Can you extend your fixed rate term?

No. When a fixed rate term ends the borrower has the option to re-fix, but this is for a new fixed term and will likely have a different interest rate.

This is because the forecast for where the cash rate is heading could have changed significantly since you last fixed your loan.

What happens if interest rates go up or down when I’m on a fixed rate?

The general appeal of a fixed rate is the rate of interest paid on a loan doesn’t change for a set period.

That means when the lender puts its interest rates up or down, it doesn’t affect existing fixed rate customers.

There’s pros and cons to this:

  • Pro: If interest rates increase significantly during the fixed term period, you could find yourself financially in a better position than borrowers on variable loans.
  • Con: If interest rates go down, you still have to pay your locked-in interest rate for the duration of your fixed term.

If interest rates change in the period between when you agree to a fixed term and when your fixed term starts, that’s a more challenging scenario.

If interest rates go higher than what you were approved for you’ll typically have to pay the new, higher rate. Some lenders will offer you the chance to ‘lock in’ your agreed rate for a fee.
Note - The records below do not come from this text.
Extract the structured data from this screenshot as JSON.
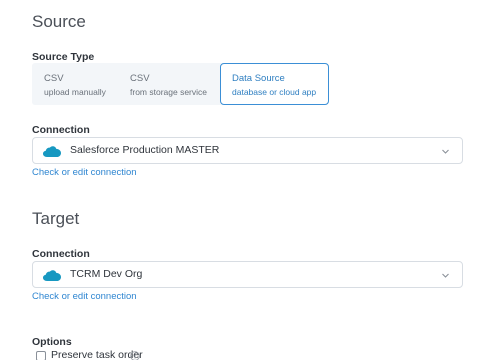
{
  "source": {
    "title": "Source",
    "type_label": "Source Type",
    "types": [
      {
        "title": "CSV",
        "subtitle": "upload manually",
        "selected": false
      },
      {
        "title": "CSV",
        "subtitle": "from storage service",
        "selected": false
      },
      {
        "title": "Data Source",
        "subtitle": "database or cloud app",
        "selected": true
      }
    ],
    "connection_label": "Connection",
    "connection_value": "Salesforce Production MASTER",
    "connection_icon": "salesforce-cloud-icon",
    "edit_link": "Check or edit connection"
  },
  "target": {
    "title": "Target",
    "connection_label": "Connection",
    "connection_value": "TCRM Dev Org",
    "connection_icon": "salesforce-cloud-icon",
    "edit_link": "Check or edit connection"
  },
  "options": {
    "label": "Options",
    "preserve_task_order": {
      "label": "Preserve task order",
      "checked": false,
      "icon": "info-icon"
    }
  },
  "colors": {
    "accent": "#2f86d1",
    "salesforce": "#1798c1",
    "border": "#d8dde3",
    "segment_bg": "#f3f6f9"
  }
}
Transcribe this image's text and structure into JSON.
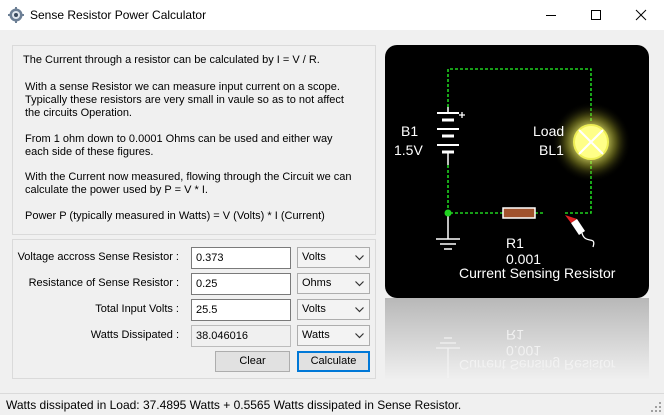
{
  "window": {
    "title": "Sense Resistor Power Calculator",
    "controls": [
      "minimize",
      "maximize",
      "close"
    ]
  },
  "info": {
    "lines": [
      "The Current through a resistor can be calculated by I = V / R.",
      "With a sense Resistor we can measure input current on a scope.",
      "Typically these resistors are very small in vaule so as to not affect",
      "the circuits Operation.",
      "From 1 ohm down to 0.0001 Ohms can be used and either way",
      "each side of these figures.",
      "With the Current now measured, flowing through the Circuit we can",
      "calculate the power used by P = V * I.",
      "Power P (typically measured in Watts) = V (Volts) * I (Current)"
    ]
  },
  "form": {
    "voltage_sense": {
      "label": "Voltage accross Sense Resistor :",
      "value": "0.373",
      "unit": "Volts"
    },
    "resistance": {
      "label": "Resistance of Sense Resistor :",
      "value": "0.25",
      "unit": "Ohms"
    },
    "input_volts": {
      "label": "Total Input Volts :",
      "value": "25.5",
      "unit": "Volts"
    },
    "watts": {
      "label": "Watts Dissipated :",
      "value": "38.046016",
      "unit": "Watts"
    },
    "clear_label": "Clear",
    "calculate_label": "Calculate"
  },
  "circuit": {
    "battery_name": "B1",
    "battery_voltage": "1.5V",
    "load_label": "Load",
    "load_name": "BL1",
    "resistor_name": "R1",
    "resistor_value": "0.001",
    "resistor_caption": "Current Sensing Resistor",
    "wire_color": "#1fd11f",
    "glow_color": "#ffff66"
  },
  "status": {
    "text": "Watts dissipated in Load: 37.4895 Watts + 0.5565 Watts dissipated in Sense Resistor."
  }
}
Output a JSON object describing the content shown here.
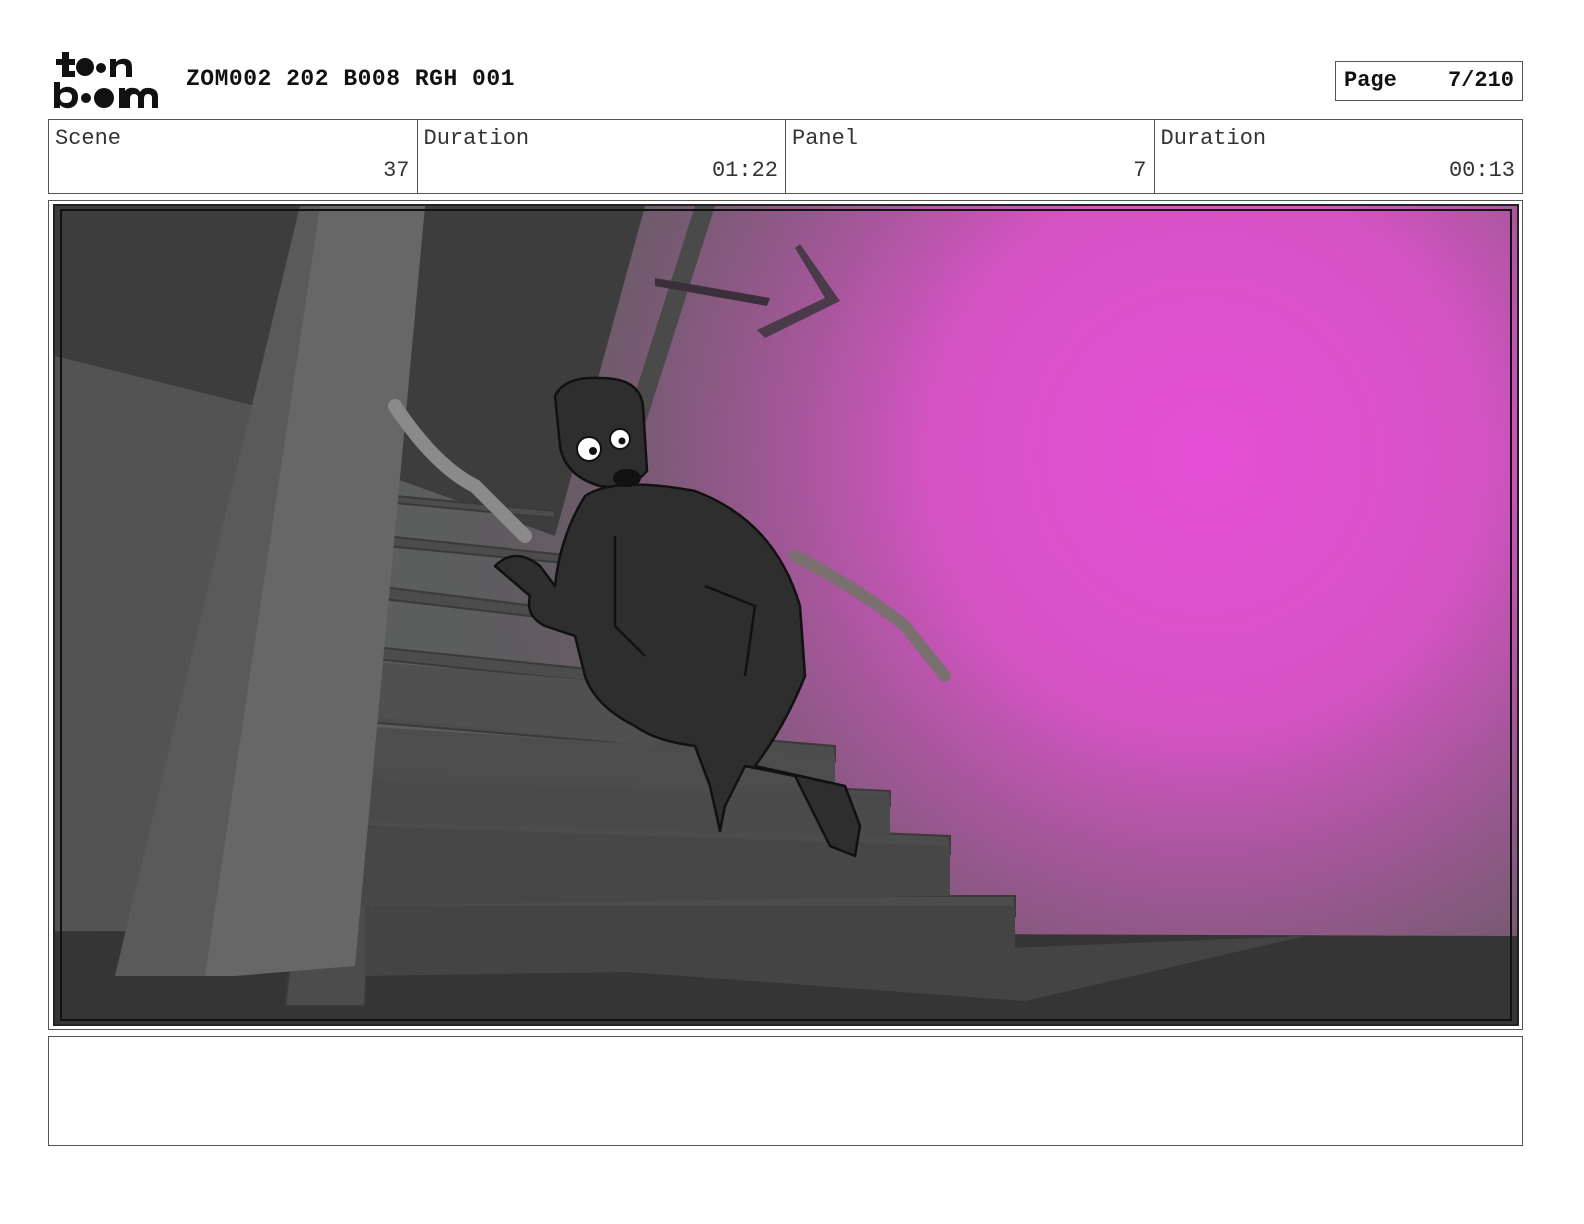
{
  "header": {
    "logo_text": "toon boom",
    "project_title": "ZOM002 202 B008 RGH 001",
    "page_label": "Page",
    "page_value": "7/210"
  },
  "info": {
    "scene_label": "Scene",
    "scene_value": "37",
    "scene_duration_label": "Duration",
    "scene_duration_value": "01:22",
    "panel_label": "Panel",
    "panel_value": "7",
    "panel_duration_label": "Duration",
    "panel_duration_value": "00:13"
  },
  "panel": {
    "image": "storyboard-sketch-figure-crawling-up-stairs-looking-back",
    "accent_color": "#e64fd6"
  },
  "notes": {
    "text": ""
  }
}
Talk with the lender or a mortgage broker to calculate whether a rate lock would be a worthwhile option.

Can I have an offset account with a fixed loan?

Usually you are unable to access an offset account with a fixed home loan; however, there are a couple of lenders we have access to that do offer this feature.

Can I make extra repayments of a fixed loan?

Most banks do not allow extra repayments on fixed loans.

Some banks allow you to make extra repayments on your fixed home loan of up to $10,000 per account which can be made each year without penalty (additional payments above this amount may incur break costs).

The 12-month period is calculated from the date the fixed term commenced.